Here’s something that lots of content marketers think is a good idea—and they’re wrong. They’ll send a message to another site saying, “I’ll link to your content if you link to my content.”
Seems like a good deal for everyone, right? Nope.
Doing this once or twice might be ok. But Google considers “excessive link exchanges” to be a link scheme. They also don’t want you to create partner websites exclusively for exchanging links between sites.
It’s also in poor taste to do this unsolicited. You could ruin your chances of getting quality backlinks from authoritative sites if you initially approach them with this type of black-hat strategy.
9. Ignoring Broken Links
As you’ve probably realized by now, backlinks can be hard to get. But lots of website owners don’t monitor their backlinks once they’re live.
Let’s say an old blog post of yours has been linked from 20 different sites. However, that blog is no longer relevant, and it’s been removed from your site without a proper 301 redirect (that’s a problem for another day).
Now those backlinks are worthless because they’re linked to a 404 error. So you need to be diligent about broken links and ensure they’re actually driving people to a working page.
Furthermore, you can steal backlinks from your competitors if you monitor their broken links. You can swoop in and message other websites with replacement content any time an existing backlink from your competitor goes down with a 404 message.
10. Spamming Comments
This strategy is outdated and no longer relevant. In fact, using blog comments to build links became such an overused tactic years ago that search engines had to create the “nofollow” link attribute back in 2005.
Yes, you read that correctly—2005.
Now links in blog comments typically have a “nofollow” attribution, meaning it’s not adding any value to your link-building strategy, and it just makes you look like a spammer. Don’t even consider using a tactic that’s been outdated for 15+ years.
Link building is important for SEO.
I encourage you to have both short-term and long-term link-building strategies for your website. If you stick to the plan, you’ll see your domain authority increase, your SERP rankings rise, and your traffic scale.

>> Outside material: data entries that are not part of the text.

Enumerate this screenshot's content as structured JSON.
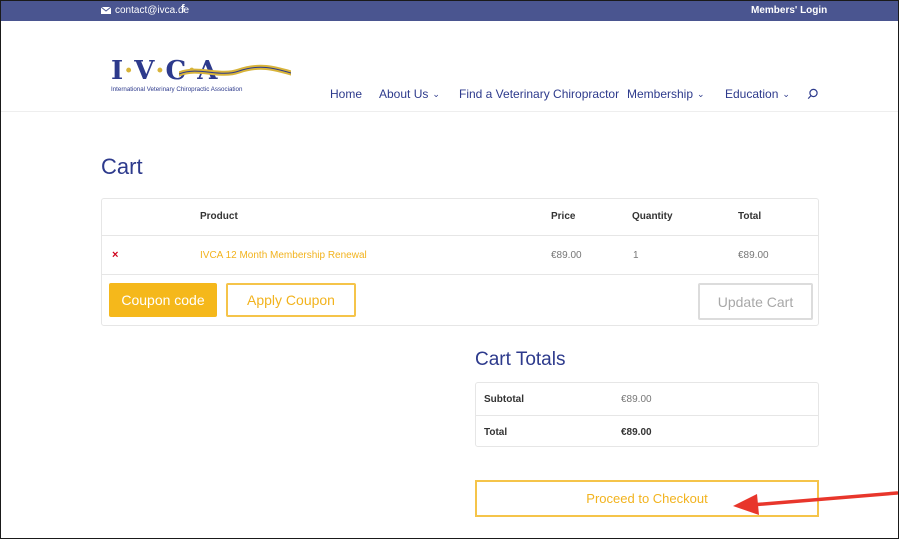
{
  "topbar": {
    "email": "contact@ivca.de",
    "facebook": "f",
    "login": "Members' Login"
  },
  "logo": {
    "mark_left": "I",
    "mark_dot1": "·",
    "mark_mid": "V",
    "mark_dot2": "·",
    "mark_c": "C",
    "mark_dot3": "·",
    "mark_right": "A",
    "tagline": "International Veterinary Chiropractic Association"
  },
  "nav": {
    "home": "Home",
    "about": "About Us",
    "find": "Find a Veterinary Chiropractor",
    "membership": "Membership",
    "education": "Education",
    "chevron": "⌄"
  },
  "page": {
    "title": "Cart"
  },
  "cart": {
    "headers": {
      "product": "Product",
      "price": "Price",
      "quantity": "Quantity",
      "total": "Total"
    },
    "rows": [
      {
        "remove": "×",
        "product": "IVCA 12 Month Membership Renewal",
        "price": "€89.00",
        "quantity": "1",
        "total": "€89.00"
      }
    ],
    "coupon_placeholder": "Coupon code",
    "apply_label": "Apply Coupon",
    "update_label": "Update Cart"
  },
  "totals": {
    "title": "Cart Totals",
    "subtotal_label": "Subtotal",
    "subtotal_value": "€89.00",
    "total_label": "Total",
    "total_value": "€89.00",
    "checkout_label": "Proceed to Checkout"
  },
  "colors": {
    "brand_blue": "#2d3a8c",
    "topbar": "#4a5590",
    "accent": "#f5b81b",
    "remove": "#d0021b",
    "arrow": "#e8362b"
  },
  "icons": [
    "envelope-icon",
    "facebook-icon",
    "chevron-down-icon",
    "search-icon",
    "remove-icon",
    "red-arrow-icon"
  ]
}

Just make sure you’re not using any of the tactics listed above. If you need some help creating a quality backlink profile, you can reach out to our team here at McDougall Interactive for a free consultation.